TASK STATEMENT:
Within the data below, how many lines contain "icon"? Reply with the number only.

^^^^

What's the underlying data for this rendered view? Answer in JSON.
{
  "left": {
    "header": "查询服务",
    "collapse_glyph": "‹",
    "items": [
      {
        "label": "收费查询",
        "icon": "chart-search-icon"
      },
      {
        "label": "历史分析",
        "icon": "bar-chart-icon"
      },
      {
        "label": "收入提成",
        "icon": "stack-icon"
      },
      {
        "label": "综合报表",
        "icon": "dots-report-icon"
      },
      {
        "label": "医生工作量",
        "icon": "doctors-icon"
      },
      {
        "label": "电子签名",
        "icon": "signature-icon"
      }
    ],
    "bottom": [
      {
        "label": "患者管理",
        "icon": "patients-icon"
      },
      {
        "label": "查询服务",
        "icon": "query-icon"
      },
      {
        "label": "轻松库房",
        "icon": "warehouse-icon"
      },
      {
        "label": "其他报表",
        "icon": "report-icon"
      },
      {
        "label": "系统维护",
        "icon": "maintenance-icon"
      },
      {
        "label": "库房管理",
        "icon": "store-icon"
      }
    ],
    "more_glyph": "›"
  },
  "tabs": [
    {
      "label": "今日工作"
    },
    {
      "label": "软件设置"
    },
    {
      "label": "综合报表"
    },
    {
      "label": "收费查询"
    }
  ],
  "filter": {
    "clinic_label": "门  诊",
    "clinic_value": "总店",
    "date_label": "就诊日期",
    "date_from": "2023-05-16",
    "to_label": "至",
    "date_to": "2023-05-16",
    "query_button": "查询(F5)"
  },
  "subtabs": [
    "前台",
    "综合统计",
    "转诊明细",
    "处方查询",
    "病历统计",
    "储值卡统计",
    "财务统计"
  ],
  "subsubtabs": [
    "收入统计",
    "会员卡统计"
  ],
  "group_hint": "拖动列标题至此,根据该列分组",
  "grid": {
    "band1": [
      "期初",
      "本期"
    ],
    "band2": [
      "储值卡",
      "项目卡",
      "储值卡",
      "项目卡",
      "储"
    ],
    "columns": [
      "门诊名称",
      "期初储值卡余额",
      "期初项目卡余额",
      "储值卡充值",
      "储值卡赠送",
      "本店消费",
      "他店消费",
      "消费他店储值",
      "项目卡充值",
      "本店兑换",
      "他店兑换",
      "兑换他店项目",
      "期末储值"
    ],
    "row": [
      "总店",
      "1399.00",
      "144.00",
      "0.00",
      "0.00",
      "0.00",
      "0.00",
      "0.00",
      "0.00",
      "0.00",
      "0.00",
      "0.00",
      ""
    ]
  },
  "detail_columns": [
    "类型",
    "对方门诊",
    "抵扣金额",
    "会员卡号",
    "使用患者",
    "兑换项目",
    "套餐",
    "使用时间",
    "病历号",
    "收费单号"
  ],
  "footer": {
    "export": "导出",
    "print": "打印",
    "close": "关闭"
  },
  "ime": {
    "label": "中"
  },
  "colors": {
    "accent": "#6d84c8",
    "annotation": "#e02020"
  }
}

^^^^

YOUR RESPONSE:
12